Interface dataset entries
"""

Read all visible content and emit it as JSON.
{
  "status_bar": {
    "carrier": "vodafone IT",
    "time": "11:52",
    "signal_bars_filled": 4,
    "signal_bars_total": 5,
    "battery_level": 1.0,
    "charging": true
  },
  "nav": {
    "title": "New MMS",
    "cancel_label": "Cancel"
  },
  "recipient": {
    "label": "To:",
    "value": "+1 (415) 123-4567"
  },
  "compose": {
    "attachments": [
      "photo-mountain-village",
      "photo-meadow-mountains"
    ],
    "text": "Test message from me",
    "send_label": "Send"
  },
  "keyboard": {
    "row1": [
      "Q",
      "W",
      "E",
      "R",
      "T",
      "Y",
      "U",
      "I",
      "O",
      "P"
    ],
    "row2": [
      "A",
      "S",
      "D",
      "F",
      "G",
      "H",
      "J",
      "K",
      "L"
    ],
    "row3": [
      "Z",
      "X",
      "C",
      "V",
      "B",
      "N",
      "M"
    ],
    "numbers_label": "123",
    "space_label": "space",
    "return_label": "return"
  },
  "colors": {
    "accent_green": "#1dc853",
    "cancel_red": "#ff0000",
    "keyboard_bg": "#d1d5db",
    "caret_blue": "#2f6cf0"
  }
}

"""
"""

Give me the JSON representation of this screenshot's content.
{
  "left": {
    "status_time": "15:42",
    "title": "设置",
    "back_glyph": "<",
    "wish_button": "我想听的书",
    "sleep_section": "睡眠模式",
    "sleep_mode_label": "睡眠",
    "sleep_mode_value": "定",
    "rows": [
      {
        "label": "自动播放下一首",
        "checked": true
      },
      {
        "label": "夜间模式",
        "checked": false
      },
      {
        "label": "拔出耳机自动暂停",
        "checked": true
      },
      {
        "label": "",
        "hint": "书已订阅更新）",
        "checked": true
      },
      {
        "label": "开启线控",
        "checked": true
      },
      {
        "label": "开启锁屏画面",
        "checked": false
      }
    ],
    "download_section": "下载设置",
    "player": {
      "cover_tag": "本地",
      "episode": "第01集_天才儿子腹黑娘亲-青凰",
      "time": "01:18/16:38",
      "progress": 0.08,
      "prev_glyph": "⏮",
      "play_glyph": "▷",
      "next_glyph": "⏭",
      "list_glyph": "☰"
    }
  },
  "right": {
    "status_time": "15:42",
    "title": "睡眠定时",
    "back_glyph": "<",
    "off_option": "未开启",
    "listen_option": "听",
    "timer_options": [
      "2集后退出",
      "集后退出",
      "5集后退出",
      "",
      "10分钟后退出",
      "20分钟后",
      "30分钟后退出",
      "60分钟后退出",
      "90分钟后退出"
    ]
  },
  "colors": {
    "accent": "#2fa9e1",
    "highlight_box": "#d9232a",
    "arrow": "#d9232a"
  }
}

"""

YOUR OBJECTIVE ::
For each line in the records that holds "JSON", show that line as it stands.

SOLUTION TO THIS PROBLEM ::
Read all visible content and emit it as JSON.
Give me the JSON representation of this screenshot's content.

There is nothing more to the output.